***** Supplied material *****

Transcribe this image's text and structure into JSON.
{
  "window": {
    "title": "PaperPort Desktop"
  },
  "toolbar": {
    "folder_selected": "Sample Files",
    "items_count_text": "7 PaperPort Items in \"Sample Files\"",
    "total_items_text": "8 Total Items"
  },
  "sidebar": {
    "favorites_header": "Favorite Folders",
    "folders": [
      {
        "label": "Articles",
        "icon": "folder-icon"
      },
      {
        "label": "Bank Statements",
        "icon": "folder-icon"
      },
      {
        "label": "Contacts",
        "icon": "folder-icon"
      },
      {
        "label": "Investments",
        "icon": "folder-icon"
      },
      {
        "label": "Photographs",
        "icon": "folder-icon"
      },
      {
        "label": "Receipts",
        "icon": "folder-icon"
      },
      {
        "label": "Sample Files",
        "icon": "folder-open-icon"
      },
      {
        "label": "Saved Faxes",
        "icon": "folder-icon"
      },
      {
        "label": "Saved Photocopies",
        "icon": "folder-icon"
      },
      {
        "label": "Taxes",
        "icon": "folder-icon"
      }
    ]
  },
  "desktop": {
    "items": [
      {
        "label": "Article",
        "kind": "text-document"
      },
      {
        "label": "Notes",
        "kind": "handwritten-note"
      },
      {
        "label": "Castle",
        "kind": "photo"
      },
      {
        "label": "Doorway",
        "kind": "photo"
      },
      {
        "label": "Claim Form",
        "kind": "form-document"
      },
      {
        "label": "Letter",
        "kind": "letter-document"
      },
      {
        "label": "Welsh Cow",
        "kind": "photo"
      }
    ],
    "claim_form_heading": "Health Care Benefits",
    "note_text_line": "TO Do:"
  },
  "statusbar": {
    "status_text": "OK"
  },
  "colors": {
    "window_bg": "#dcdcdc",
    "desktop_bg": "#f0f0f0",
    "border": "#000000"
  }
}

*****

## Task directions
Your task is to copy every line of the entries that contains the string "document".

## Exercise response
        "kind": "text-document"
        "kind": "form-document"
        "kind": "letter-document"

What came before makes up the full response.